- Helping the body’s immune system
- Teaching the body to “remember” how to fight the bacteria or virus in the future
There are three types of COVID-19 vaccines
Frequently Asked Questions
Top Frequently Asked Questions about the COVID-19 vaccine
The FDA and CDC are reviewing information about whether to recommend a booster dose of the mRNA vaccines (Pfizer-BioNTech or Moderna) for people aged 18+ at least 8 months after they received their second dose. We expect they will make a decision this fall. We do not yet know whether a booster dose is recommended for people who received the Johnson and Johnson vaccine. You can learn more on the CDC’s website.
An additional dose (or 3rd dose) of an mRNA COVID-19 vaccine (Pfizer-BioNTech or Moderna) is now recommended for people with a weak immune system. This is because their initial immune response after a 2-dose series may not have been strong enough to protect them. A booster dose of a vaccine is recommended when a person’s initial immune response is likely to have decreased over time. Booster doses might be recommended for some people in the months to come.
- At this time, Pfizer-BioNTech vaccine is authorized by the FDA for those ages 12 and up. Pfizer-BioNTech anticipates submitting data for vaccine response among 5-11 year olds to the FDA around September 2021. Authorization for that age group may be given in the midwinter, according to some media reports.
- In the first week of June 2021, Moderna submitted data for expansion of their EUA, to include 12 to 17 year olds. FDA and ACIP review of these new data still need to occur. Moderna anticipates having data for even younger age groups in “early Fall”. No additional information is available at this time.
No, they do not. There is no evidence that COVID-19 vaccines cause fertility problems, in women or men. If you are trying to become pregnant now or want to get pregnant in the future, you can and should receive a COVID-19 vaccine.
- Common side effects include mild symptoms that should go away in a few days. They include redness, pain, or swelling on the arm where you got the shot. They also include a mild fever, chills, headache, or feeling tired.
- Severe allergic reactions after getting a COVID-19 vaccine are rare. Call 9-1-1 or seek immediate medical care if you have symptoms. Vaccination sites are ready to help people who have immediate allergic reactions. Stay at the vaccination site for at least 15 minutes after the vaccine.
- Serious side effects that could cause a long-term health problem are extremely unlikely following any vaccination, including COVID-19 vaccination. To let CDC know about any side effects, you can sign up for a free, secure smartphone tool at V-Safe After Vaccination Health Checker (https://vsafe.cdc.gov/en/) [Español] Millions of people have received COVID-19 vaccines, and no long-term side effects have been detected.
- Yes, vaccines are safe for people who are pregnant or breastfeeding. COVID-19 vaccination is recommended for all people 12 years and older, including people who are pregnant, breastfeeding, trying to get pregnant now, or might become pregnant in the future.

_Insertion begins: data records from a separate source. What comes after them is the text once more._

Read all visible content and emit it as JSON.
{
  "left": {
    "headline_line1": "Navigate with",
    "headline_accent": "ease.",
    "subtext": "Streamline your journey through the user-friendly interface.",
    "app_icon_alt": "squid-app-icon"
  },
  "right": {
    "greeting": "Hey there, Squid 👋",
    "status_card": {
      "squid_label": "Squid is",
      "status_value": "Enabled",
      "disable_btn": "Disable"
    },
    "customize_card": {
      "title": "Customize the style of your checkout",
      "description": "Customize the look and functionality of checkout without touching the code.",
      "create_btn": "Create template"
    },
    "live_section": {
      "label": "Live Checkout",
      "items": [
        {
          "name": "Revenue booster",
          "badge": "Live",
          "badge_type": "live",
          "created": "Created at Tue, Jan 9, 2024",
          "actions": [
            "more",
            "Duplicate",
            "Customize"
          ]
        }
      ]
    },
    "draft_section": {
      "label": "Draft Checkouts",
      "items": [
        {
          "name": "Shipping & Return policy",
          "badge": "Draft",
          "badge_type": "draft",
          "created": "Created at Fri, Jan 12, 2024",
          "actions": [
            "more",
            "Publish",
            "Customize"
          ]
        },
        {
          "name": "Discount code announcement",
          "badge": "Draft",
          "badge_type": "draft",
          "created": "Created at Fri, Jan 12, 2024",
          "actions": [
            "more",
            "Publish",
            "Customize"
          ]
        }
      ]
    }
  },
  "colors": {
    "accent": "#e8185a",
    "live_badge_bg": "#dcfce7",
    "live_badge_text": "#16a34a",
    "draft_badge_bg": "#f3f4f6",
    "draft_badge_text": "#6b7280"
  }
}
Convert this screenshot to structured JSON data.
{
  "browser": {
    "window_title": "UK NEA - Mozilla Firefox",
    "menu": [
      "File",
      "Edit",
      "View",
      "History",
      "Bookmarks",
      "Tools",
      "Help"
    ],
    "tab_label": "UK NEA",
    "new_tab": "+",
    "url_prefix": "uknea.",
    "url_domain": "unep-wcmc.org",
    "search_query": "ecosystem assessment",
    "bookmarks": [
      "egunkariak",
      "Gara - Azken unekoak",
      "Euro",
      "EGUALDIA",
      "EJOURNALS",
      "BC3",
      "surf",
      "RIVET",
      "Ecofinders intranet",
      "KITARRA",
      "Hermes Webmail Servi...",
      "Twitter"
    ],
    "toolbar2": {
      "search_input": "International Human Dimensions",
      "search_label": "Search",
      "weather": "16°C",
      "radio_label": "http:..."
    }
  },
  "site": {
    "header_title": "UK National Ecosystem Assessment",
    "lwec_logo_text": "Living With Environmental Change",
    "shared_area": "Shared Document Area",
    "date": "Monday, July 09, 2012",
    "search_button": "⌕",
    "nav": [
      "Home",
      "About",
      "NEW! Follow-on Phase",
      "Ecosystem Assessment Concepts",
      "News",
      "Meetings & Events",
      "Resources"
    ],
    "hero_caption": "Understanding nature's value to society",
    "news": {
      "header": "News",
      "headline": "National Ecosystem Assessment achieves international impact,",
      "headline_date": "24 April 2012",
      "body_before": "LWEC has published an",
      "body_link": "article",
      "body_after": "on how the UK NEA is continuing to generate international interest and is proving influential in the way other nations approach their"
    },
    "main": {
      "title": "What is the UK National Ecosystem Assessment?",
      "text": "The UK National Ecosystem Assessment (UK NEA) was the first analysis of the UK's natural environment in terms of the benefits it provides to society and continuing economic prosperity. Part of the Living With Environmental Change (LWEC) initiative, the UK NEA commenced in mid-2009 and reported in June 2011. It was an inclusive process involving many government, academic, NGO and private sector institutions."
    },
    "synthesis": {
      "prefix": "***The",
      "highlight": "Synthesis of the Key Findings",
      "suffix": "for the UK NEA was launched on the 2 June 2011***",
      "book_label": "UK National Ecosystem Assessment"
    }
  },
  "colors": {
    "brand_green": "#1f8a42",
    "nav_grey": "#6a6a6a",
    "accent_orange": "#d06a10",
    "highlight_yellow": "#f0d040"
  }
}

- There is no evidence of miscarriages, stillbirths, or preterm births linked to the vaccines.
- In fact, getting vaccinated is especially important for pregnant people who have a higher risk of complications from COVID-19. Additionally, a recent study found antibodies against COVID-19 in babies born to vaccinated people, which might help protect the babies. And recent reports indicate that vaccinated breastfeeding people have antibodies in their breast milk, which may also help protect their babies.
Yes, you should get a COVID-19 vaccine even if you’ve already had COVID-19. Having had COVID-19 does not necessarily protect you against catching it again. In fact, a recent study has shown that unvaccinated people are more than twice as likely to be reinfected with COVID-19 than those who had COVID-19 and then got vaccinated. Especially with the Delta variant, it is so important to receive a vaccine to protect yourself and your loved ones.
Do you have anxiety or stress
related to COVID-19?
Call or text VA COPES,
a free and confidential COVID-19 support line:
Monday - Friday
9:00am to 9:00pm
Saturday - Sunday
5:00pm to 9:00pm
Spanish speakers are available.